It's so important to have someone you can count on for professional advice, a first reading, a second opinion, encouragement, reality checks, book suggestions, wine glasses and cake for a celebration, a listening ear, and a nudge in the right direction. Some of my best teachers have been these and more, and they've been there at every formative stage— From the diminutive third-grade teacher with the indomitable-sounding name of Sifora Fang (she plied me with so many books for "extra reading!" and gave the hardest spelling questions) to my college literature professor Del Tolentino (he was one of my first colleagues the year I started teaching, and the one who told me my poems were "ready" - for publication, that is; it may not sound like a lot but this felt like a big deal to me). Another memorable college professor, Chari Lucero, was well known for her acerbic observations. We met again at a conference years after I'd graduated; I had three young children by then, and a marriage that wasn't in good shape. She hugged me warmly and said, "Hello!!! I hear your life is not so exquisite, but that your writing is." I know I got a laugh and I guess some perspective out of that.
When I went to Ateneo de Manila University for my MA in Literature, I took courses with the late Doreen G. Fernandez, one of the Philippines' leading cultural historians and food critics. I quickly understood why she made an indelible impression on generations of students who had received her mentorship: for her, the classroom, the exacting demands of scholarship, literary editing, and production, should always emerge out of a sense of our specific connections to place and community. With other colleagues, she was one of the first to volunteer to make and bring food to civilian protesters and soldiers alike during the 1986 "People Power Revolution" against the Marcos dictatorship. Her generosity and kindness were legendary—who knows how many students, myself included, had found temporary shelter in her home, coming and going in Manila; or were the recipients of meals and books and long hours of life conversation?
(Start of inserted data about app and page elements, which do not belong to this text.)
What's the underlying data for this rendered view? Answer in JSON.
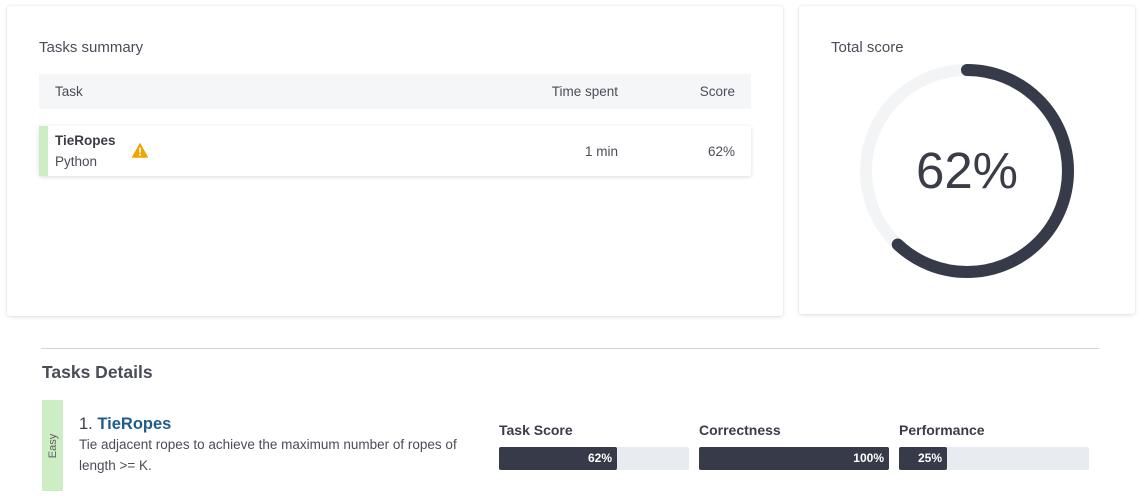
{
  "summary": {
    "title": "Tasks summary",
    "columns": {
      "task": "Task",
      "time": "Time spent",
      "score": "Score"
    },
    "rows": [
      {
        "name": "TieRopes",
        "language": "Python",
        "time": "1 min",
        "score": "62%",
        "warning_icon": "warning-triangle-icon"
      }
    ]
  },
  "total_score": {
    "title": "Total score",
    "value": "62%",
    "fraction": 0.62
  },
  "details": {
    "title": "Tasks Details",
    "tasks": [
      {
        "difficulty": "Easy",
        "number": "1.",
        "name": "TieRopes",
        "description": "Tie adjacent ropes to achieve the maximum number of ropes of length >= K.",
        "metrics": [
          {
            "label": "Task Score",
            "value": "62%",
            "fraction": 0.62
          },
          {
            "label": "Correctness",
            "value": "100%",
            "fraction": 1.0
          },
          {
            "label": "Performance",
            "value": "25%",
            "fraction": 0.25
          }
        ]
      }
    ]
  },
  "colors": {
    "accent_dark": "#373a48",
    "easy_green": "#cdeec5",
    "link_blue": "#1f5c8c",
    "warning": "#f5a300",
    "track": "#e8ebf0"
  }
}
Carlos Angeles, whose book A Stun of Jewels (Manila: Alberto S. Florentino, 1963), received both the Carlos Palanca Award and the Republic Cultural Heritage Award for Literature, was a Filipino poet I'd read and admired since college. In Chicago, while I was working on my Ph.D. at UIC, Doreen (she was still alive then) introduced me by email to Carlos, and this led to an almost daily correspondence between 1993 and 6 or so years later when he died. I'd gone to Carson City/LA (where he was living at the time) to visit him a few times. He was a late but eager arrival to the internet, and every email I received from him would invariably begin with the question "What have you written today?"
Working on my creative dissertation (a manuscript of poems with a critical preface), I had the good fortune to have the late great Ralph Mills, Jr. as my adviser, just before he retired. I liked how he conveyed without fanfare that it was possible to be both a practicing poet and someone devoted to family. And I will forever be grateful for how, after my dissertation defense and unknown to me, he'd sent his own publisher a copy of my manuscript to discreetly inquire if they might have some kind of interest in such a thing. When they actually called me a few months down the road with a publication offer, I was dumbfounded. This led to my first full-length US publication, In the Garden of the Three Islands (Moyer Bell/Asphodel).
Having these kinds of mentors in my life has made a profound impact on my own teaching. Like them, I hope I will be able to help open doors, listen for depths, and make some kind of difference; each student teaches us all so much.